The Energy Studies Program continues to grow, increasing both its course offerings and admitted class size.

The Energy Studies Program was originally launched under the Yale Climate & Energy Institute. After the YCEI’s closing last June due to a lack of funding, the program — now in its fourth year — was incorporated into the Department of Geology and Geophysics. There are currently 99 students enrolled, and the latest admissions cycle, which ended in December, saw the highest admitted class in program history, with 36 students.

“[The program] provides an opportunity for Yale College students to engage in the broader energy community at Yale and develop a solid expertise in energy issues to prepare them for careers in the new energy economy,” said Kenneth Gillingham, an economics professor and a member of the faculty advisory committee for the program.

Michael Oristaglio GRD ’74, the program’s founding director and a researcher in the Department of Geology and Geophysics, attributed the increased interest to changes in the application procedure. According to Oristaglio, all four multidisciplinary academic programs — Energy Studies, Education Studies, Global Health Studies and Human Rights — coordinated the timing of the applications for the first time this year.
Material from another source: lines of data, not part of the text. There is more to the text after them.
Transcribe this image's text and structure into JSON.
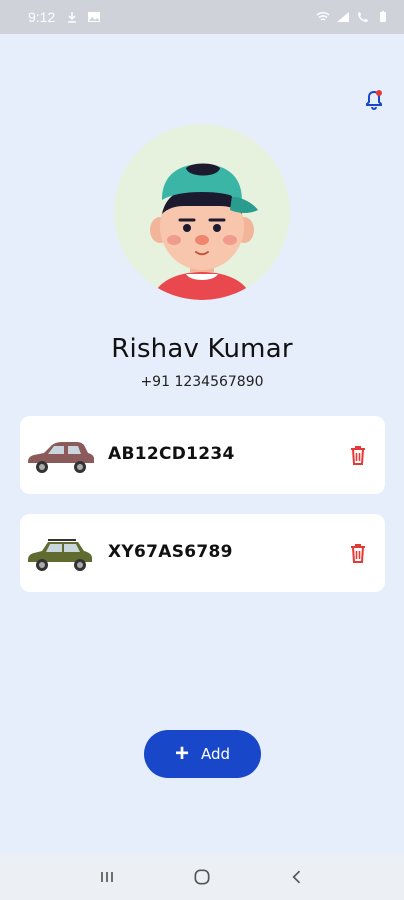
{
  "status_bar": {
    "time": "9:12",
    "left_icons": [
      "download-icon",
      "image-icon"
    ],
    "right_icons": [
      "wifi-icon",
      "signal-icon",
      "call-icon",
      "battery-icon"
    ]
  },
  "header": {
    "bell_icon": "notification-bell-icon",
    "bell_dot_color": "#e53935"
  },
  "profile": {
    "name": "Rishav Kumar",
    "phone": "+91 1234567890",
    "avatar_icon": "user-avatar-illustration"
  },
  "vehicles": [
    {
      "plate": "AB12CD1234",
      "car_color": "#8b5a5a",
      "icon": "sedan-car-icon"
    },
    {
      "plate": "XY67AS6789",
      "car_color": "#5f6b2f",
      "icon": "suv-car-icon"
    }
  ],
  "actions": {
    "add_label": "Add",
    "add_icon": "plus-icon"
  },
  "colors": {
    "background": "#e6eefc",
    "primary": "#1848c9",
    "danger": "#e53935"
  },
  "navbar": {
    "items": [
      "recent-apps-icon",
      "home-icon",
      "back-icon"
    ]
  }
}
Energy Studies previously publicized and opened its application in the spring semester, while most programs did so in the fall, Oristaglio added.

Josh Swerdlow ’19, a student enrolled in the program, said he decided to apply after November’s presidential election.

“I had always felt interested in green energy, but felt a lot more motivated to do something about it knowing the government probably wasn’t going to do what I felt was right,” he said.

The ongoing interest in the program also stems from the fact that energy, as Nobel laureate Richard Smalley put it, is “the most important issue facing humanity,” according to Gary Brudvig, director of the Yale Energy Sciences Institute, professor of chemistry and a member of the faculty advisory committee for the program.

Eric Esposito ’17, a student representative for the program, concurred, saying that growing interest in the program may be due to students seeing the importance of energy systems in their everyday lives.

Daniel Prober, physics professor and a member of the program’s faculty advisory committee, pointed out that Yale has made significant progress in energy and sustainability. For example, Prober said, the discipline of energy physics and combustion science originated at Yale. The University has been constructing “green” buildings in the past 25 years, he added, including Kroon Hall and the University’s cogeneration power plant.

“Viewing these gems, and understanding their advances, is important learning — especially for a typical Yale nonscience major,” he said. “The challenges are huge, and actually knowing something real is the only way to move forward.”

Energy Studies offers three tracks: Energy Science and Technology; Energy and the Environment; and Energy and Society. Every student has to take at least one course in each, plus three more electives in the chosen path, in addition to a senior capstone project.

Moreover, starting this year, students are also expected to take the program’s gateway course, “Energy Technology and Society,” which used to be optional. Oristaglio said the change came in response to survey results from the program’s first two graduating classes, which indicated that students wanted a chance to get together from the very beginning of the program.

“We have done an exit seminar where we get them together at the end,” he said. “But we felt it was even better to get them together at the start, so they get to know each other.”

According to Oristaglio, students are also encouraged to take a climate science course from the Energy and the Environment track as their required class, and most students do. The track saw an increase in offerings in climate science courses this year, which have been very popular, he added.

Esposito highlighted that the program offers a chance to work with Casey Pickett SOM ’10 FES ’10, the director of Yale’s Carbon Charge Project, on a variety of new projects beginning in July.

“The curriculum provided me with the necessary foundation in technical energy science to evaluate energy policy and environmental questions,” Esposito said. “More, now than ever, the Energy Studies program is important in order to develop critical thinkers with multidisciplinary backgrounds.”

Swerdlow added that the program is a good way for those who care about the environment and energy usage to study the topics while maintaining their primary academic interests and majoring in something unrelated. He added that stopping climate change will be easier if more people are both aware of its existence and how to manage it.

The program’s first class included nine students.